What do we know about sleep aid Melatonin?

The hormone melatonin regulates a person’s sleep-wake cycles, and many believe that the melatonin supplement to be the cure for sleepless nights. Some people swear that melatonin is a huge assist at getting a good night’s rest as it helps people sleep longer or fall asleep more quickly.

However, some people err on the side of caution when it comes to taking melatonin pills because they wonder if the pill is more of a placebo and has a psychological component over a physical one. People are also unsure of potential side effects that accompany melatonin supplements.

“The production and release of melatonin in the brain is connected to time of day, increasing when it’s dark and decreasing when it’s light,” reports mayoclinic.org.

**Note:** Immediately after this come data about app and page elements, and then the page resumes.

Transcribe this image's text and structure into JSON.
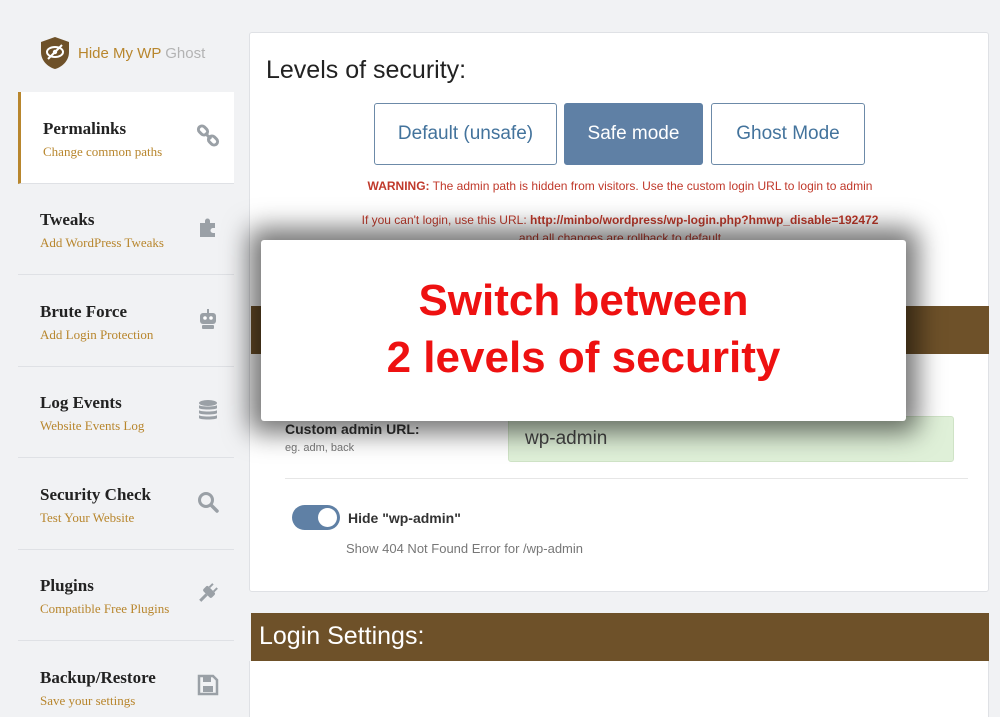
{
  "brand": {
    "name": "Hide My WP",
    "suffix": "Ghost"
  },
  "sidebar": {
    "items": [
      {
        "title": "Permalinks",
        "subtitle": "Change common paths",
        "icon": "link-icon",
        "active": true
      },
      {
        "title": "Tweaks",
        "subtitle": "Add WordPress Tweaks",
        "icon": "puzzle-icon"
      },
      {
        "title": "Brute Force",
        "subtitle": "Add Login Protection",
        "icon": "robot-icon"
      },
      {
        "title": "Log Events",
        "subtitle": "Website Events Log",
        "icon": "database-icon"
      },
      {
        "title": "Security Check",
        "subtitle": "Test Your Website",
        "icon": "search-icon"
      },
      {
        "title": "Plugins",
        "subtitle": "Compatible Free Plugins",
        "icon": "plug-icon"
      },
      {
        "title": "Backup/Restore",
        "subtitle": "Save your settings",
        "icon": "save-icon"
      }
    ]
  },
  "levels": {
    "title": "Levels of security:",
    "buttons": [
      "Default (unsafe)",
      "Safe mode",
      "Ghost Mode"
    ],
    "selected": "Safe mode",
    "warning_label": "WARNING:",
    "warning_text": "The admin path is hidden from visitors. Use the custom login URL to login to admin",
    "login_prefix": "If you can't login, use this URL:",
    "login_url": "http://minbo/wordpress/wp-login.php?hmwp_disable=192472",
    "rollback": "and all changes are rollback to default"
  },
  "admin": {
    "label": "Custom admin URL:",
    "hint": "eg. adm, back",
    "value": "wp-admin",
    "toggle_label": "Hide \"wp-admin\"",
    "toggle_on": true,
    "toggle_desc": "Show 404 Not Found Error for /wp-admin"
  },
  "login_settings": {
    "title": "Login Settings:"
  },
  "overlay": {
    "line1": "Switch between",
    "line2": "2 levels of security"
  },
  "colors": {
    "accent": "#b8862d",
    "band": "#6e5129",
    "primary": "#5f80a5",
    "overlay_text": "#ee1111"
  }
}
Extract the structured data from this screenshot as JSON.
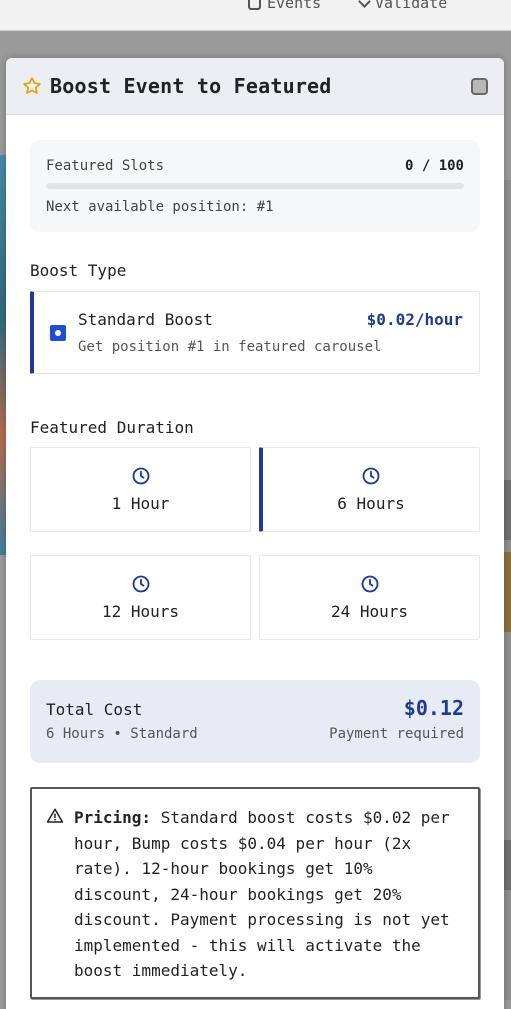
{
  "background": {
    "nav": [
      {
        "label": "Events"
      },
      {
        "label": "Validate"
      }
    ]
  },
  "modal": {
    "title": "Boost Event to Featured",
    "icons": {
      "title_icon": "star-icon",
      "close_icon": "close-icon"
    }
  },
  "slots": {
    "label": "Featured Slots",
    "count": "0 / 100",
    "fill_fraction": 0,
    "next_position": "Next available position: #1"
  },
  "boost_type": {
    "label": "Boost Type",
    "option": {
      "name": "Standard Boost",
      "price": "$0.02/hour",
      "description": "Get position #1 in featured carousel",
      "selected": true
    }
  },
  "duration": {
    "label": "Featured Duration",
    "options": [
      {
        "label": "1 Hour",
        "selected": false
      },
      {
        "label": "6 Hours",
        "selected": true
      },
      {
        "label": "12 Hours",
        "selected": false
      },
      {
        "label": "24 Hours",
        "selected": false
      }
    ]
  },
  "total": {
    "label": "Total Cost",
    "amount": "$0.12",
    "summary": "6 Hours • Standard",
    "status": "Payment required"
  },
  "pricing_note": {
    "strong": "Pricing:",
    "text": " Standard boost costs $0.02 per hour, Bump costs $0.04 per hour (2x rate). 12-hour bookings get 10% discount, 24-hour bookings get 20% discount. Payment processing is not yet implemented - this will activate the boost immediately."
  },
  "colors": {
    "accent": "#1f3a93",
    "radio": "#1f4fd1",
    "total_bg": "#e7ebf5"
  }
}
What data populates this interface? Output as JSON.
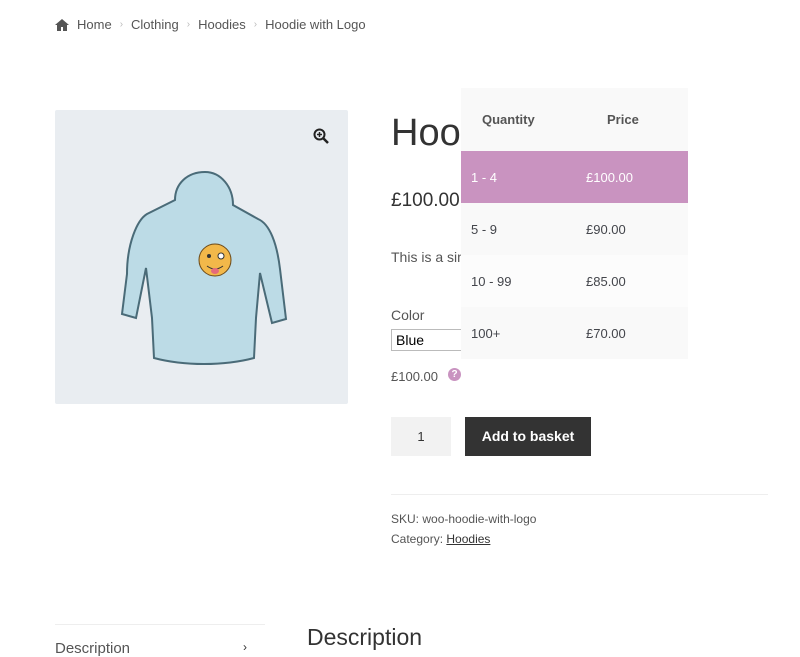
{
  "breadcrumb": {
    "items": [
      "Home",
      "Clothing",
      "Hoodies",
      "Hoodie with Logo"
    ]
  },
  "product": {
    "title": "Hoodie with Logo",
    "price": "£100.00",
    "short_description": "This is a simple product.",
    "color_label": "Color",
    "color_value": "Blue",
    "variation_price": "£100.00",
    "quantity": "1",
    "add_to_basket": "Add to basket",
    "sku_label": "SKU:",
    "sku": "woo-hoodie-with-logo",
    "category_label": "Category:",
    "category": "Hoodies"
  },
  "tiers": {
    "headers": [
      "Quantity",
      "Price"
    ],
    "rows": [
      {
        "qty": "1 - 4",
        "price": "£100.00"
      },
      {
        "qty": "5 - 9",
        "price": "£90.00"
      },
      {
        "qty": "10 - 99",
        "price": "£85.00"
      },
      {
        "qty": "100+",
        "price": "£70.00"
      }
    ],
    "active_color": "#c993c0"
  },
  "tabs": {
    "items": [
      "Description"
    ],
    "heading": "Description"
  }
}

Doctors may suggest the melatonin supplement to patients with sleep disorders, insomnia, or those who work night shifts and have trouble catching up on sleep during the day. Many melatonin users believe that the supplement does indeed help them get into a better sleep routine.

Olympic Heights sophomore Logan Hesano, who takes melatonin supplements, said that he “used to go to sleep around 12:30 to 1 am, but after taking melatonin at 10, falling asleep at 10:30 pm is a lot easier and subtle.” Hesano’s sleep disorder was helped with a little supplement of melatonin in his night-time routine, so this proves that melatonin does actually work to help people have a better sleep in the short run.

OH sophomore Alex Schnobrick added that taking melatonin “improved [his] sleep a lot.”

However, there are others that believe that melatonin is a placebo, a medical treatment not containing any active ingredient designed to deceive the participant but often can still produce a physical effect on the individual.  

In a review from the National Center for Complementary and Integrative Health (NCCIH), the findings showed that taking melatonin versus taking a placebo pill helped people go to sleep faster, proving melatonin’s medical effect on the circadian rhythm.

Another concern is whether or not melatonin is safe to use on a daily basis. According to the NCCIH, out of 31 tested melatonin supplement providers, most pills contain more than what is listed on the label. The NCCIH reported that 26 percent of the supplements contained or had traces of serotonin which can have relatively harmful effects on the body. Serotonin is a hormone associated with reward and mood. 

Serotonin is believed by doctors to be the addictive hormone as people feel a sense of reward when serotonin is released in the brain, making them more likely to take part in the action again. In this case, the addictive action could be taking melatonin.

The Food and Drug Administration (FDA) labels the melatonin supplement as a dietary supplement, which receives fewer regulations than a labeled prescription or over-the-counter medicine. In other countries, melatonin is listed as a drug, and it is monitored closely; however, in the United States, melatonin is not well-regulated. 

Furthermore, if people rely only on melatonin for a long period of time, the brain could build a tolerance to having the same dose every night. The problem with this is that when people stop taking melatonin, their bodies will not produce enough natural melatonin to get them tired enough to sleep. This has been seen to cause cases of insomnia due to the interrupted sleep cycles.

Mild side effects have been reported for children who take the melatonin supplement, including headaches and nausea. These side effects are minor, and many melatonin users do not even acknowledge the effects of taking melatonin.

It appears that the best advice for those considering taking the melatonin supplement is the age-old advice that seems to apply universally: everything in moderation.